The investigation even sets up a red herring to surprise the audience by revealing the otherwise kindly Howard Clifford as the real villain. There are lots of little beats that work best when the film is having fun with its noir trappings, finding unique twists while still adhering to the formula.
All these elements make the early portions of Detective Pikachu a delightful parody of the noir genre. Just like the greatest parodies of all time, there's a genuine affection for these stories and their plot beats that elevates this part of the movie. The heartfelt emotions in neon light work because they fit with the tone of the story, which the film is smart and self-aware enough to recognize. But for some reason, the film decides to abandon that approach in the second act.
Going Big For No Real Reason
Discovering that Henry Goodman may have left a lead before he disappeared, Tim, Pikachu, Lucy and her Psyduck head into the wilderness to find out more. While the initial investigation plays out with some noir moments, all of that drops away when it's revealed that Mewtwo has a major role to play in the mystery.
As soon as the scope of the film expands to accommodate this reveal, the noir aspects fall by the wayside. Tim and Lucy aren't on the hunt for clues anymore, they're running through a giant CGI forest morphing and moving around them. Even when pieces of the puzzle reveal themselves, it's often not through actual detective work, but instead by Mewtwo literally blasting memories into Pikachu's mind.
Detective Pikachu becomes a much more conventional film at this point, even as it becomes increasingly bizarre. The small clues that led to new enigmas in the first act are replaced by multiple convoluted exposition dumps in the third act. Character motivation is ignored in lieu of giant CGI battles. A mystery that initially seemed to focus on a son looking for his father turns into Bill Nighy using a mind control harness to swap bodies with a genetically enhanced super Pokemon. It just stops being a noir parody, despite the title.

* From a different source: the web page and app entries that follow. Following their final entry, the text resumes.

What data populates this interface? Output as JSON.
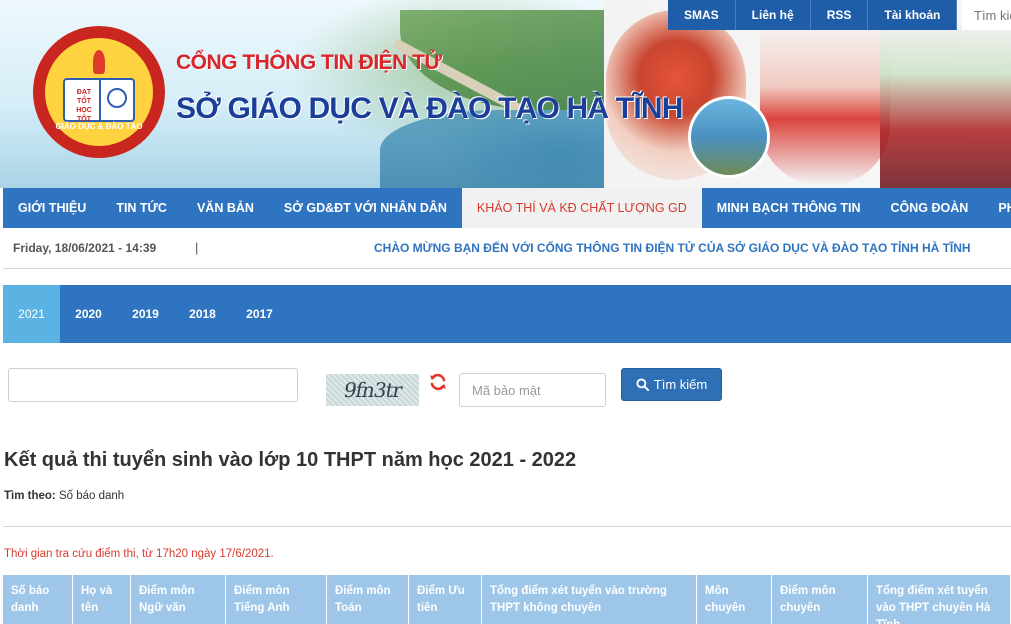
{
  "header": {
    "logo_top": "ĐẠT TỐT HỌC TỐT",
    "logo_ring": "GIÁO DỤC & ĐÀO TẠO",
    "title_sub": "CỔNG THÔNG TIN ĐIỆN TỬ",
    "title_main": "SỞ GIÁO DỤC VÀ ĐÀO TẠO HÀ TĨNH",
    "top_links": [
      "SMAS",
      "Liên hệ",
      "RSS",
      "Tài khoản"
    ],
    "search_placeholder": "Tìm kiếm"
  },
  "nav": {
    "items": [
      "GIỚI THIỆU",
      "TIN TỨC",
      "VĂN BẢN",
      "SỞ GD&ĐT VỚI NHÂN DÂN",
      "KHẢO THÍ VÀ KĐ CHẤT LƯỢNG GD",
      "MINH BẠCH THÔNG TIN",
      "CÔNG ĐOÀN",
      "PHẢN ÁNH"
    ],
    "active": "KHẢO THÍ VÀ KĐ CHẤT LƯỢNG GD"
  },
  "datebar": {
    "date": "Friday, 18/06/2021 - 14:39",
    "separator": "|",
    "welcome": "CHÀO MỪNG BẠN ĐẾN VỚI CỔNG THÔNG TIN ĐIỆN TỬ CỦA SỞ GIÁO DỤC VÀ ĐÀO TẠO TỈNH HÀ TĨNH"
  },
  "years": {
    "tabs": [
      "2021",
      "2020",
      "2019",
      "2018",
      "2017"
    ],
    "active": "2021"
  },
  "search": {
    "sbd_value": "",
    "captcha_text": "9fn3tr",
    "code_placeholder": "Mã bảo mật",
    "button_label": "Tìm kiếm"
  },
  "result": {
    "title": "Kết quả thi tuyển sinh vào lớp 10 THPT năm học 2021 - 2022",
    "search_by_label": "Tìm theo:",
    "search_by_value": "Số báo danh",
    "notice": "Thời gian tra cứu điểm thi, từ 17h20 ngày 17/6/2021."
  },
  "table": {
    "headers": [
      "Số báo danh",
      "Họ và tên",
      "Điểm môn Ngữ văn",
      "Điểm môn Tiếng Anh",
      "Điểm môn Toán",
      "Điểm Ưu tiên",
      "Tổng điểm xét tuyển vào trường THPT không chuyên",
      "Môn chuyên",
      "Điểm môn chuyên",
      "Tổng điểm xét tuyển vào THPT chuyên Hà Tĩnh"
    ]
  },
  "colors": {
    "primary_blue": "#2f74c0",
    "active_year": "#5bb3e3",
    "active_nav_text": "#d53a2f",
    "table_header": "#9dc6e8",
    "notice_red": "#d53a2f"
  }
}
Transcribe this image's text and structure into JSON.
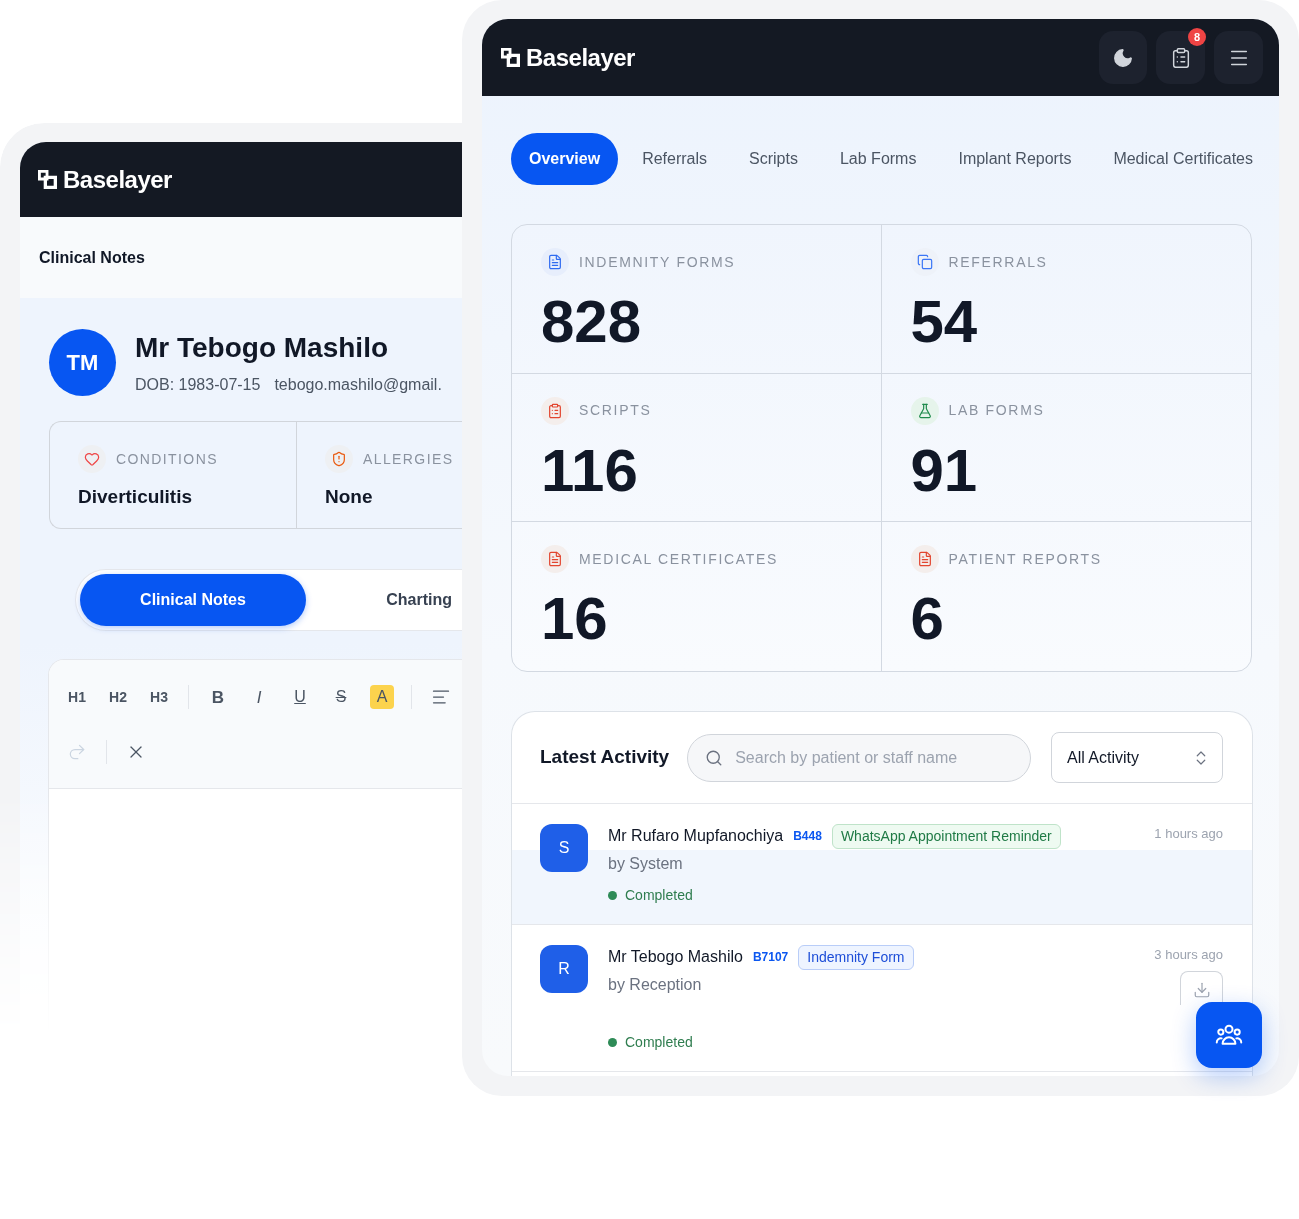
{
  "back_window": {
    "logo": "Baselayer",
    "page_title": "Clinical Notes",
    "patient": {
      "initials": "TM",
      "name": "Mr Tebogo Mashilo",
      "dob": "DOB: 1983-07-15",
      "email": "tebogo.mashilo@gmail."
    },
    "summary": [
      {
        "kind": "heart",
        "label": "CONDITIONS",
        "value": "Diverticulitis"
      },
      {
        "kind": "shield",
        "label": "ALLERGIES",
        "value": "None"
      }
    ],
    "tabs": [
      {
        "label": "Clinical Notes",
        "selected": true
      },
      {
        "label": "Charting",
        "selected": false
      }
    ],
    "toolbar": [
      [
        [
          {
            "kind": "heading",
            "label": "H1",
            "active": false,
            "disabled": false
          },
          {
            "kind": "heading",
            "label": "H2",
            "active": false,
            "disabled": false
          },
          {
            "kind": "heading",
            "label": "H3",
            "active": false,
            "disabled": false
          }
        ],
        [
          {
            "kind": "bold",
            "label": "B",
            "active": false,
            "disabled": false
          },
          {
            "kind": "italic",
            "label": "I",
            "active": false,
            "disabled": false
          },
          {
            "kind": "underline",
            "label": "U",
            "active": false,
            "disabled": false
          },
          {
            "kind": "strike",
            "label": "S",
            "active": false,
            "disabled": false
          },
          {
            "kind": "highlight",
            "label": "A",
            "active": true,
            "disabled": false
          }
        ],
        [
          {
            "kind": "align",
            "active": false,
            "disabled": false
          }
        ]
      ],
      [
        [
          {
            "kind": "redo",
            "active": false,
            "disabled": true
          }
        ],
        [
          {
            "kind": "clear",
            "active": false,
            "disabled": false
          }
        ]
      ]
    ]
  },
  "front_window": {
    "logo": "Baselayer",
    "notification_count": "8",
    "tabs": [
      {
        "label": "Overview",
        "selected": true
      },
      {
        "label": "Referrals",
        "selected": false
      },
      {
        "label": "Scripts",
        "selected": false
      },
      {
        "label": "Lab Forms",
        "selected": false
      },
      {
        "label": "Implant Reports",
        "selected": false
      },
      {
        "label": "Medical Certificates",
        "selected": false
      }
    ],
    "stats": [
      {
        "kind": "document",
        "label": "INDEMNITY FORMS",
        "value": "828"
      },
      {
        "kind": "copies",
        "label": "REFERRALS",
        "value": "54"
      },
      {
        "kind": "clipboard",
        "label": "SCRIPTS",
        "value": "116"
      },
      {
        "kind": "flask",
        "label": "LAB FORMS",
        "value": "91"
      },
      {
        "kind": "report",
        "label": "MEDICAL CERTIFICATES",
        "value": "16"
      },
      {
        "kind": "report",
        "label": "PATIENT REPORTS",
        "value": "6"
      }
    ],
    "activity": {
      "title": "Latest Activity",
      "search": {
        "placeholder": "Search by patient or staff name"
      },
      "filter": "All Activity",
      "rows": [
        {
          "initial": "S",
          "name": "Mr Rufaro Mupfanochiya",
          "code": "B448",
          "tag": {
            "kind": "reminder",
            "label": "WhatsApp Appointment Reminder"
          },
          "time": "1 hours ago",
          "by": "by System",
          "status": "Completed",
          "download": false
        },
        {
          "initial": "R",
          "name": "Mr Tebogo Mashilo",
          "code": "B7107",
          "tag": {
            "kind": "form",
            "label": "Indemnity Form"
          },
          "time": "3 hours ago",
          "by": "by Reception",
          "status": "Completed",
          "download": true
        }
      ]
    }
  }
}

Shoulda Stayed A Gumshoe
Detective Pikachu works, in large part, due to the world it constructs. Not just the wilderness where Pokemon operate as more intelligent animal life, but primarily in the bustling and authentic Ryme City. Seeing Pokemon in cage matches, navigating the docks and even just having them move around a truly urban environment feels wholly unique. For an example of a similar film that committed to the theme, look no further than Disney's Zootopia. That film similarly explores some surprisingly heavy topics while framing it around a noir for cuddly, cute critters. It recognizes the trappings of these stories and twists them without ever really breaking them.
The difference is that Zootopia knew to stay within the world it had created for itself. By losing track of itself and evolving into a different kind of movie, Detective Pikachu loses the strongest elements of the film.

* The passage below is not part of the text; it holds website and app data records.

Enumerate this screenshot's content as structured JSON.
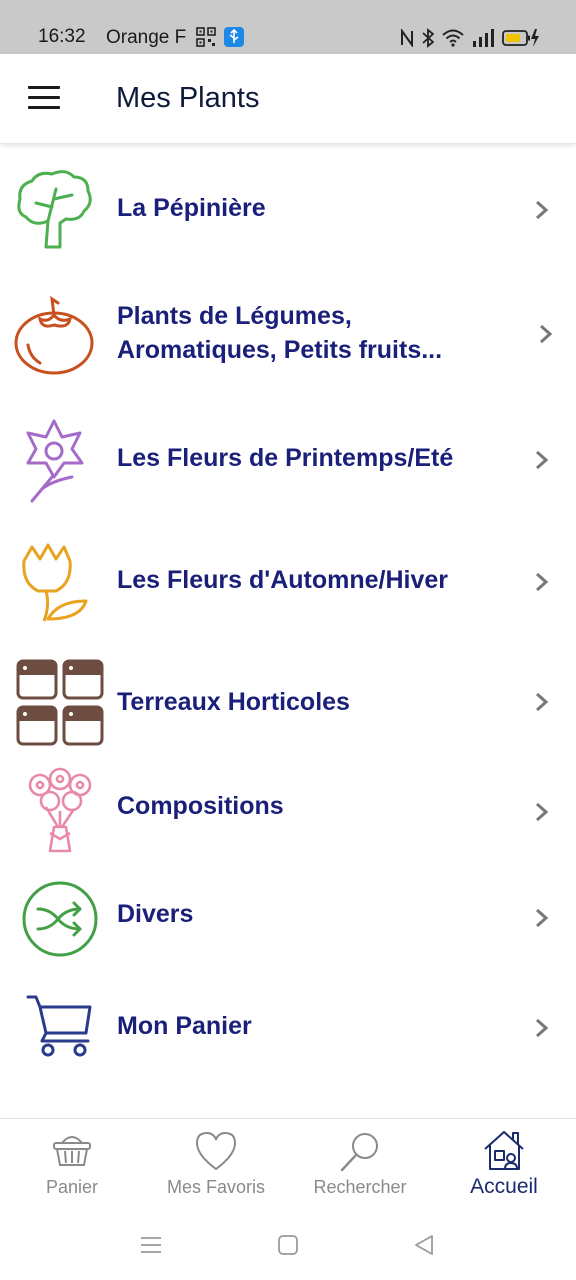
{
  "status_bar": {
    "time": "16:32",
    "carrier": "Orange F"
  },
  "app_bar": {
    "title": "Mes Plants",
    "menu_icon": "hamburger-icon"
  },
  "menu_items": [
    {
      "label": "La Pépinière",
      "icon": "tree-icon",
      "color": "#4caf50"
    },
    {
      "label": "Plants de Légumes,\nAromatiques, Petits fruits...",
      "icon": "tomato-icon",
      "color": "#c8501e"
    },
    {
      "label": "Les Fleurs de Printemps/Eté",
      "icon": "flower-icon",
      "color": "#a56bc9"
    },
    {
      "label": "Les Fleurs d'Automne/Hiver",
      "icon": "tulip-icon",
      "color": "#e8a320"
    },
    {
      "label": "Terreaux Horticoles",
      "icon": "soil-bags-icon",
      "color": "#6d4c41"
    },
    {
      "label": "Compositions",
      "icon": "bouquet-icon",
      "color": "#e88aa6"
    },
    {
      "label": "Divers",
      "icon": "shuffle-icon",
      "color": "#43a047"
    },
    {
      "label": "Mon Panier",
      "icon": "cart-icon",
      "color": "#2a3a8c"
    }
  ],
  "bottom_nav": [
    {
      "label": "Panier",
      "icon": "basket-icon",
      "active": false
    },
    {
      "label": "Mes Favoris",
      "icon": "heart-icon",
      "active": false
    },
    {
      "label": "Rechercher",
      "icon": "search-icon",
      "active": false
    },
    {
      "label": "Accueil",
      "icon": "home-icon",
      "active": true
    }
  ],
  "colors": {
    "label": "#1a1f7a",
    "active_nav": "#1a2a6c",
    "inactive_nav": "#8a8a8a",
    "status_bar": "#c9c9c9"
  }
}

Directed by Rob Letterman from a script written by Dan Hernandez and Benji Samit, Detective Pikachu stars Justice Smith, Kathryn Newton, Ken Watanabe and the voice of Ryan Reynolds.